* [Input records]:
- Opening Delimiter -
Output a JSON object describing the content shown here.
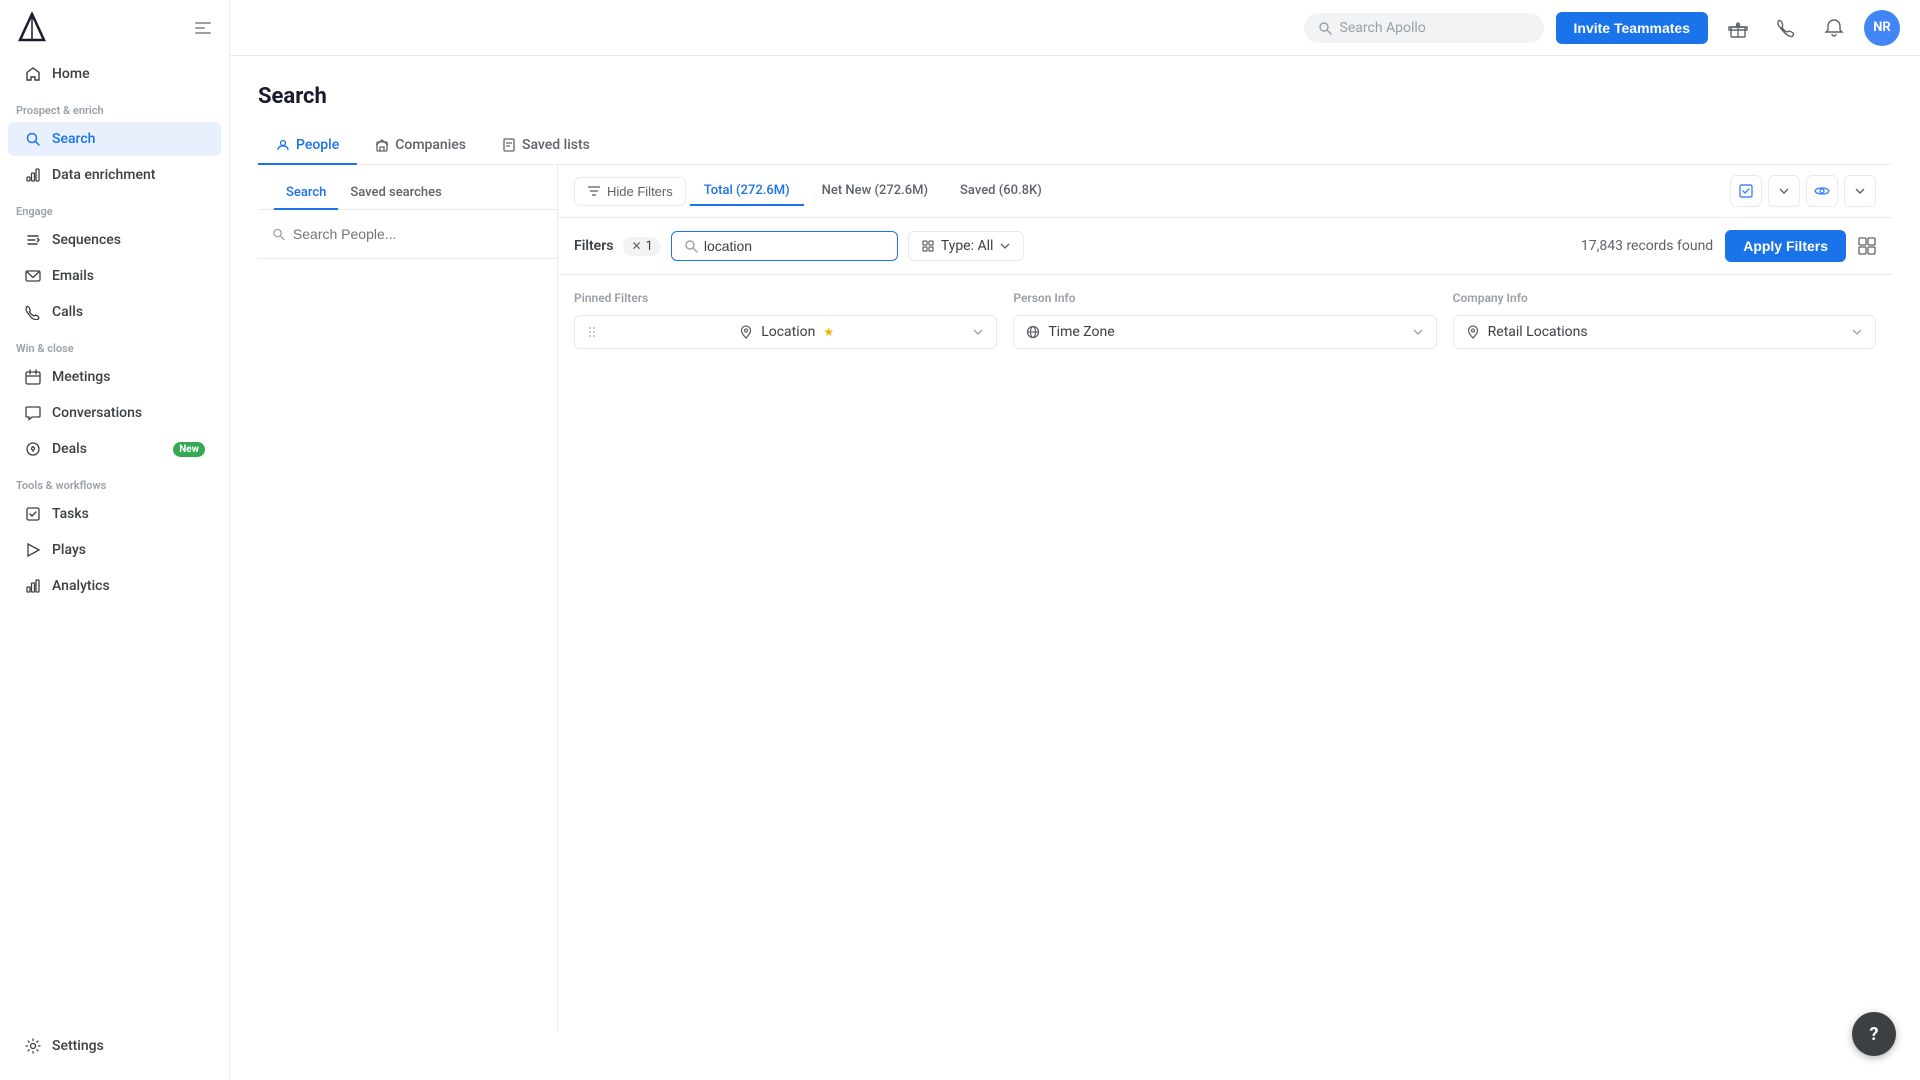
{
  "sidebar": {
    "logo_alt": "Apollo Logo",
    "toggle_icon": "sidebar-toggle",
    "sections": [
      {
        "label": "",
        "items": [
          {
            "id": "home",
            "label": "Home",
            "icon": "home",
            "active": false
          }
        ]
      },
      {
        "label": "Prospect & enrich",
        "items": [
          {
            "id": "search",
            "label": "Search",
            "icon": "search",
            "active": true
          },
          {
            "id": "data-enrichment",
            "label": "Data enrichment",
            "icon": "data-enrichment",
            "active": false
          }
        ]
      },
      {
        "label": "Engage",
        "items": [
          {
            "id": "sequences",
            "label": "Sequences",
            "icon": "sequences",
            "active": false
          },
          {
            "id": "emails",
            "label": "Emails",
            "icon": "emails",
            "active": false
          },
          {
            "id": "calls",
            "label": "Calls",
            "icon": "calls",
            "active": false
          }
        ]
      },
      {
        "label": "Win & close",
        "items": [
          {
            "id": "meetings",
            "label": "Meetings",
            "icon": "meetings",
            "active": false
          },
          {
            "id": "conversations",
            "label": "Conversations",
            "icon": "conversations",
            "active": false
          },
          {
            "id": "deals",
            "label": "Deals",
            "icon": "deals",
            "active": false,
            "badge": "New"
          }
        ]
      },
      {
        "label": "Tools & workflows",
        "items": [
          {
            "id": "tasks",
            "label": "Tasks",
            "icon": "tasks",
            "active": false
          },
          {
            "id": "plays",
            "label": "Plays",
            "icon": "plays",
            "active": false
          },
          {
            "id": "analytics",
            "label": "Analytics",
            "icon": "analytics",
            "active": false
          }
        ]
      }
    ],
    "bottom_items": [
      {
        "id": "settings",
        "label": "Settings",
        "icon": "settings",
        "active": false
      }
    ]
  },
  "topbar": {
    "search_placeholder": "Search Apollo",
    "invite_button": "Invite Teammates",
    "avatar_initials": "NR"
  },
  "page": {
    "title": "Search",
    "tabs": [
      {
        "id": "people",
        "label": "People",
        "active": true
      },
      {
        "id": "companies",
        "label": "Companies",
        "active": false
      },
      {
        "id": "saved-lists",
        "label": "Saved lists",
        "active": false
      }
    ]
  },
  "left_panel": {
    "tabs": [
      {
        "id": "search",
        "label": "Search",
        "active": true
      },
      {
        "id": "saved-searches",
        "label": "Saved searches",
        "active": false
      }
    ],
    "search_placeholder": "Search People..."
  },
  "filter_bar": {
    "label": "Filters",
    "count": "1",
    "search_value": "location",
    "type_dropdown": "Type: All",
    "records_count": "17,843 records found",
    "apply_button": "Apply Filters"
  },
  "results_bar": {
    "hide_filters_label": "Hide Filters",
    "tabs": [
      {
        "id": "total",
        "label": "Total (272.6M)",
        "active": true
      },
      {
        "id": "net-new",
        "label": "Net New (272.6M)",
        "active": false
      },
      {
        "id": "saved",
        "label": "Saved (60.8K)",
        "active": false
      }
    ]
  },
  "filter_sections": {
    "pinned": {
      "title": "Pinned Filters",
      "items": [
        {
          "id": "location",
          "label": "Location",
          "icon": "location-pin",
          "pinned": true
        }
      ]
    },
    "person_info": {
      "title": "Person Info",
      "items": [
        {
          "id": "timezone",
          "label": "Time Zone",
          "icon": "globe"
        }
      ]
    },
    "company_info": {
      "title": "Company Info",
      "items": [
        {
          "id": "retail-locations",
          "label": "Retail Locations",
          "icon": "location-pin"
        }
      ]
    }
  },
  "help_button": "?"
}
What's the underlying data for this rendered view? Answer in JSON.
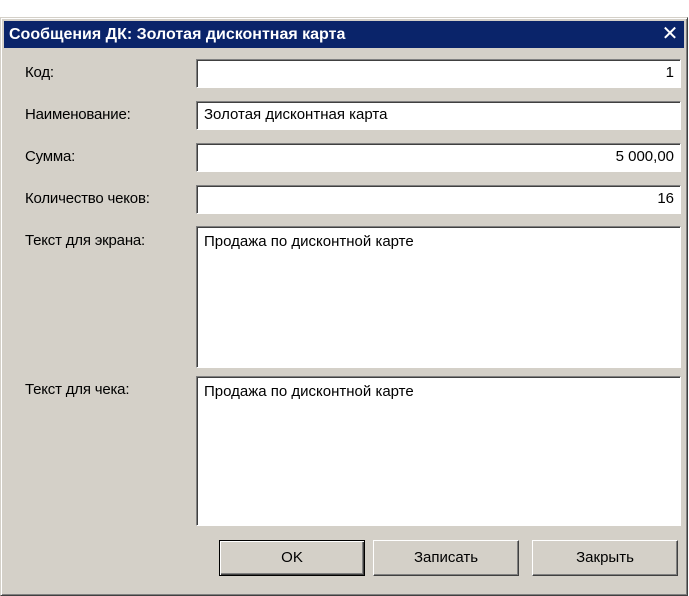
{
  "window": {
    "title": "Сообщения ДК: Золотая дисконтная карта",
    "close_glyph": "✕"
  },
  "form": {
    "code": {
      "label": "Код:",
      "value": "1"
    },
    "name": {
      "label": "Наименование:",
      "value": "Золотая дисконтная карта"
    },
    "sum": {
      "label": "Сумма:",
      "value": "5 000,00"
    },
    "receipts_count": {
      "label": "Количество чеков:",
      "value": "16"
    },
    "screen_text": {
      "label": "Текст для экрана:",
      "value": "Продажа по дисконтной карте"
    },
    "receipt_text": {
      "label": "Текст для чека:",
      "value": "Продажа по дисконтной карте"
    }
  },
  "buttons": {
    "ok": "OK",
    "save": "Записать",
    "close": "Закрыть"
  },
  "colors": {
    "titlebar": "#0a246a",
    "window_face": "#d4d0c8"
  }
}
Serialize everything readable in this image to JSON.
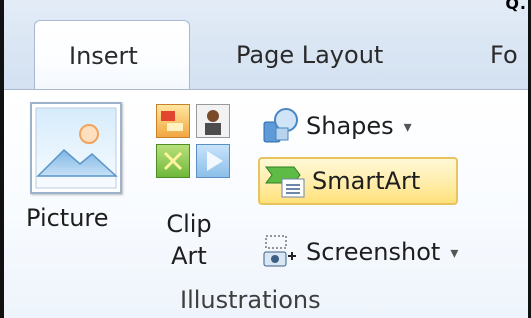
{
  "snippet": "Q.",
  "tabs": {
    "insert": "Insert",
    "page_layout": "Page Layout",
    "fo": "Fo"
  },
  "illustrations": {
    "picture_label": "Picture",
    "clip_art_label_1": "Clip",
    "clip_art_label_2": "Art",
    "shapes_label": "Shapes",
    "smartart_label": "SmartArt",
    "screenshot_label": "Screenshot",
    "group_label": "Illustrations"
  },
  "colors": {
    "hover_highlight": "#ffe07a",
    "tab_border": "#aab9cf"
  }
}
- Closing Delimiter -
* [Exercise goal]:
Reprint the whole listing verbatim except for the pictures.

* [Exercise answer]:
Output a JSON object describing the content shown here.
{
  "sidebar": {
    "logo_alt": "Apollo Logo",
    "toggle_icon": "sidebar-toggle",
    "sections": [
      {
        "label": "",
        "items": [
          {
            "id": "home",
            "label": "Home",
            "icon": "home",
            "active": false
          }
        ]
      },
      {
        "label": "Prospect & enrich",
        "items": [
          {
            "id": "search",
            "label": "Search",
            "icon": "search",
            "active": true
          },
          {
            "id": "data-enrichment",
            "label": "Data enrichment",
            "icon": "data-enrichment",
            "active": false
          }
        ]
      },
      {
        "label": "Engage",
        "items": [
          {
            "id": "sequences",
            "label": "Sequences",
            "icon": "sequences",
            "active": false
          },
          {
            "id": "emails",
            "label": "Emails",
            "icon": "emails",
            "active": false
          },
          {
            "id": "calls",
            "label": "Calls",
            "icon": "calls",
            "active": false
          }
        ]
      },
      {
        "label": "Win & close",
        "items": [
          {
            "id": "meetings",
            "label": "Meetings",
            "icon": "meetings",
            "active": false
          },
          {
            "id": "conversations",
            "label": "Conversations",
            "icon": "conversations",
            "active": false
          },
          {
            "id": "deals",
            "label": "Deals",
            "icon": "deals",
            "active": false,
            "badge": "New"
          }
        ]
      },
      {
        "label": "Tools & workflows",
        "items": [
          {
            "id": "tasks",
            "label": "Tasks",
            "icon": "tasks",
            "active": false
          },
          {
            "id": "plays",
            "label": "Plays",
            "icon": "plays",
            "active": false
          },
          {
            "id": "analytics",
            "label": "Analytics",
            "icon": "analytics",
            "active": false
          }
        ]
      }
    ],
    "bottom_items": [
      {
        "id": "settings",
        "label": "Settings",
        "icon": "settings",
        "active": false
      }
    ]
  },
  "topbar": {
    "search_placeholder": "Search Apollo",
    "invite_button": "Invite Teammates",
    "avatar_initials": "NR"
  },
  "page": {
    "title": "Search",
    "tabs": [
      {
        "id": "people",
        "label": "People",
        "active": true
      },
      {
        "id": "companies",
        "label": "Companies",
        "active": false
      },
      {
        "id": "saved-lists",
        "label": "Saved lists",
        "active": false
      }
    ]
  },
  "left_panel": {
    "tabs": [
      {
        "id": "search",
        "label": "Search",
        "active": true
      },
      {
        "id": "saved-searches",
        "label": "Saved searches",
        "active": false
      }
    ],
    "search_placeholder": "Search People..."
  },
  "filter_bar": {
    "label": "Filters",
    "count": "1",
    "search_value": "location",
    "type_dropdown": "Type: All",
    "records_count": "17,843 records found",
    "apply_button": "Apply Filters"
  },
  "results_bar": {
    "hide_filters_label": "Hide Filters",
    "tabs": [
      {
        "id": "total",
        "label": "Total (272.6M)",
        "active": true
      },
      {
        "id": "net-new",
        "label": "Net New (272.6M)",
        "active": false
      },
      {
        "id": "saved",
        "label": "Saved (60.8K)",
        "active": false
      }
    ]
  },
  "filter_sections": {
    "pinned": {
      "title": "Pinned Filters",
      "items": [
        {
          "id": "location",
          "label": "Location",
          "icon": "location-pin",
          "pinned": true
        }
      ]
    },
    "person_info": {
      "title": "Person Info",
      "items": [
        {
          "id": "timezone",
          "label": "Time Zone",
          "icon": "globe"
        }
      ]
    },
    "company_info": {
      "title": "Company Info",
      "items": [
        {
          "id": "retail-locations",
          "label": "Retail Locations",
          "icon": "location-pin"
        }
      ]
    }
  },
  "help_button": "?"
}
What's the underlying data for this rendered view? Answer in JSON.
{
  "window": {
    "title": "Сообщения ДК: Золотая дисконтная карта",
    "close_glyph": "✕"
  },
  "form": {
    "code": {
      "label": "Код:",
      "value": "1"
    },
    "name": {
      "label": "Наименование:",
      "value": "Золотая дисконтная карта"
    },
    "sum": {
      "label": "Сумма:",
      "value": "5 000,00"
    },
    "receipts_count": {
      "label": "Количество чеков:",
      "value": "16"
    },
    "screen_text": {
      "label": "Текст для экрана:",
      "value": "Продажа по дисконтной карте"
    },
    "receipt_text": {
      "label": "Текст для чека:",
      "value": "Продажа по дисконтной карте"
    }
  },
  "buttons": {
    "ok": "OK",
    "save": "Записать",
    "close": "Закрыть"
  },
  "colors": {
    "titlebar": "#0a246a",
    "window_face": "#d4d0c8"
  }
}
Serialize everything readable in this image to JSON.
{
  "snippet": "Q.",
  "tabs": {
    "insert": "Insert",
    "page_layout": "Page Layout",
    "fo": "Fo"
  },
  "illustrations": {
    "picture_label": "Picture",
    "clip_art_label_1": "Clip",
    "clip_art_label_2": "Art",
    "shapes_label": "Shapes",
    "smartart_label": "SmartArt",
    "screenshot_label": "Screenshot",
    "group_label": "Illustrations"
  },
  "colors": {
    "hover_highlight": "#ffe07a",
    "tab_border": "#aab9cf"
  }
}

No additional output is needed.